Celebrities popularized clothing and bling for dogs, and mainstream designers began launching new canine lines to satisfy what they saw as a potential growth market,” says Tierra Bonaldi, spokesperson for the American Pet Products Association. “And it did grow, though it was stronger before the recession hit.” Still, people love treating their pets like family members, and this is just one more way to do that. Bonaldi fills us in on the hottest dog looks on the market.


Bling

Tired of your dog’s nylon collar? Perhaps one encrusted with Swarovski crystals will add new pep to your pup’s step. If you like Swarovski but want something more practical, try a retractable leash with a lead covered in the jewels, which come in a variety of colors.


Costume jewelry is also on the menu this year. Wal-Mart’s Fancy Rhinestone Collar, which looks almost like the real thing, makes chic affordable.


Accessories

Your pooch’s collar need not glimmer in the sun to impress. Burberry, Coach and Tiffany & Co. are vying to wrap themselves around your furry friend’s neck. Burberry offers both collar and leash, as does Coach. Tiffany will ensure that if your dog gets lost, it will do so in style with its sterling silver dog bone tag charm.


Even pre-recession, big box stores like Old Navy and Target were already in the collar and leash market. Their stylish accessories have become even more appealing as the stock market continues its descent.


Black Tie

For your dog’s next stroll down the red carpet, exclusive just-for-dogs brand Little Lily has taken last year’s hottest Oscar looks and translated them into dog size. Now Fido can wear George Clooney’s tux, while Fifi can don Anne Hathaway’s gown.


Every Day

What’s a dog to wear when lying around the house or taking a simple stroll around the block? Just as Juicy Couture met the velour pantsuit needs of hundreds of thousands of American women, the brand is coming to doggies’ loungewear rescue with T-shirts, hoodies and parkas. If your pooch longs for more highbrow house wear, Ralph Lauren’s cashmere ruffle sweater may make your pet bark for joy.
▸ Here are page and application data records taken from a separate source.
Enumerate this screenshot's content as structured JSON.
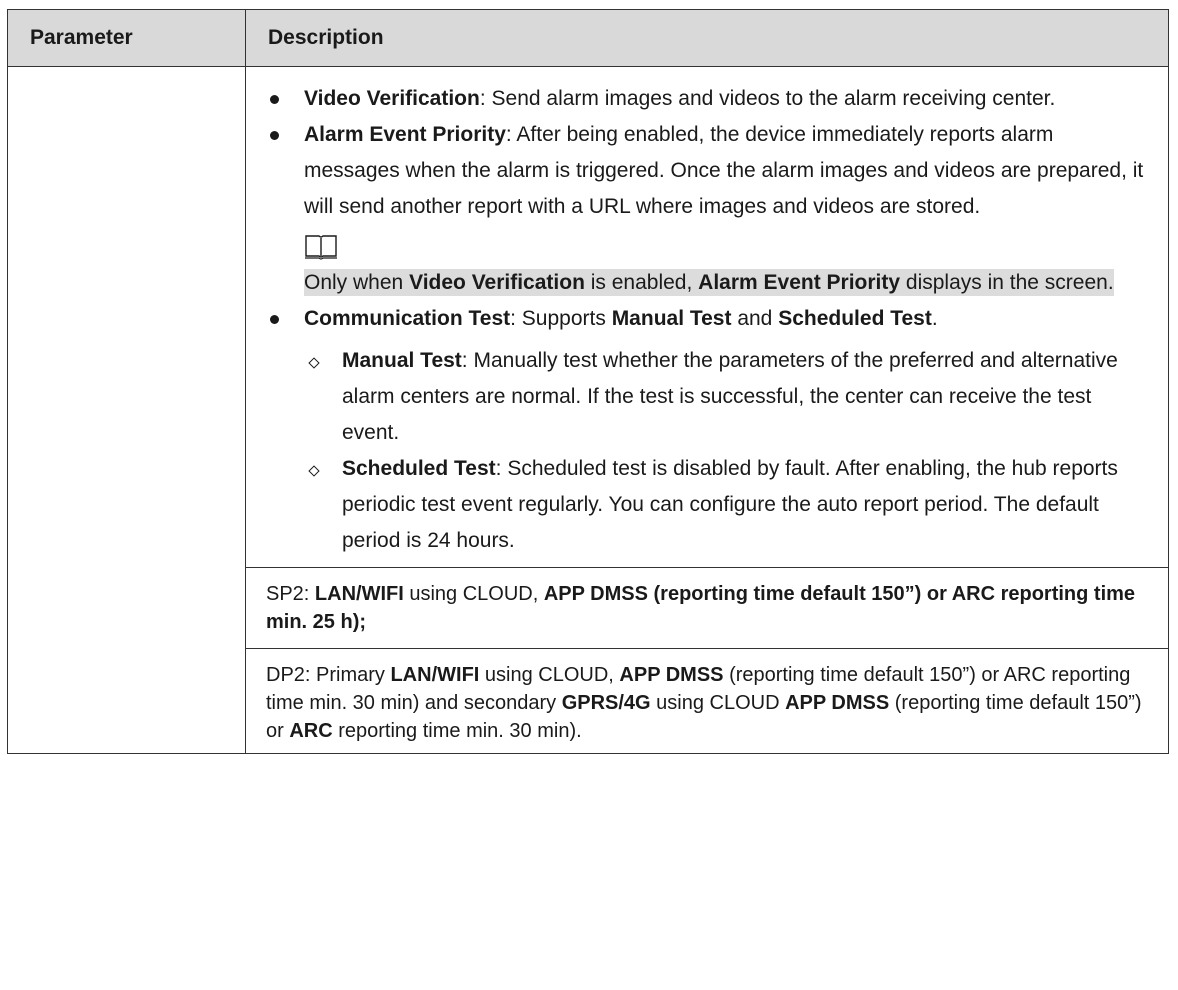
{
  "header": {
    "col1": "Parameter",
    "col2": "Description"
  },
  "items": {
    "video_verification": {
      "label": "Video Verification",
      "text": ": Send alarm images and videos to the alarm receiving center."
    },
    "alarm_event_priority": {
      "label": "Alarm Event Priority",
      "text": ": After being enabled, the device immediately reports alarm messages when the alarm is triggered. Once the alarm images and videos are prepared, it will send another report with a URL where images and videos are stored."
    },
    "note": {
      "icon": "book-icon",
      "t1": "Only when ",
      "b1": "Video Verification",
      "t2": " is enabled, ",
      "b2": "Alarm Event Priority",
      "t3": " displays in the screen."
    },
    "communication_test": {
      "label": "Communication Test",
      "t1": ": Supports ",
      "b1": "Manual Test",
      "t2": " and ",
      "b2": "Scheduled Test",
      "t3": "."
    },
    "manual_test": {
      "label": "Manual Test",
      "text": ": Manually test whether the parameters of the preferred and alternative alarm centers are normal. If the test is successful, the center can receive the test event."
    },
    "scheduled_test": {
      "label": "Scheduled Test",
      "text": ": Scheduled test is disabled by fault. After enabling, the hub reports periodic test event regularly. You can configure the auto report period. The default period is 24 hours."
    }
  },
  "sp2": {
    "t1": "SP2: ",
    "b1": "LAN/WIFI",
    "t2": " using CLOUD, ",
    "b2": "APP DMSS (reporting time default 150”) or ARC reporting time min. 25 h);"
  },
  "dp2": {
    "t1": "DP2: Primary ",
    "b1": "LAN/WIFI",
    "t2": " using CLOUD, ",
    "b2": "APP DMSS",
    "t3": " (reporting time default 150”) or ARC reporting time min. 30 min) and secondary ",
    "b3": "GPRS/4G",
    "t4": " using CLOUD ",
    "b4": "APP DMSS",
    "t5": " (reporting time default 150”) or ",
    "b5": "ARC",
    "t6": " reporting time min. 30 min)."
  }
}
For more reasonably priced leisure wear, your pet can’t go wrong at Old Navy, Target or Wal-Mart.


Coming Soon

According to Bonaldi, a new company called Celebrity Pet will soon be launching a series of canine couture lines designed by celebrities. Former Charlie’s Angel Jaclyn Smith will be the brand’s first celeb designer. “Fashion is a lucrative part of the pet industry,” Bonaldi explains.


Doggie Dressing Rules

  • Know your dog’s measurements before you buy. Dog clothing does not come in standard sizes, but if you know your pet’s weight, neck circumference and body length, you’ll be able to determine the right size, no matter the brand.

  • Be aware of your dog’s comfort zone. Not all dogs like wearing all fabrics. Try inexpensive cottons and knits to test your furry friend’s tolerance before you go all out on a designer wardrobe that might never see the sidewalk.

  • Wash your dog’s wardrobe by hand to ensure longevity. Dry it on a drying rack to avoid shrinking.

Dogs don’t have the capacity to feel silly in clothes, and they tend to get a lot of attention when wearing them, so being dressed may be an enjoyable experience for them,” says Bonaldi. “For many owners, it’s a fun extension of what they enjoy in fashion for themselves. Plus it makes them feel good to pamper their pets.” Bonaldi’s own dog and cat, Dolce and Gabbana, are still waiting for their namesakes to enter the animal fashion market.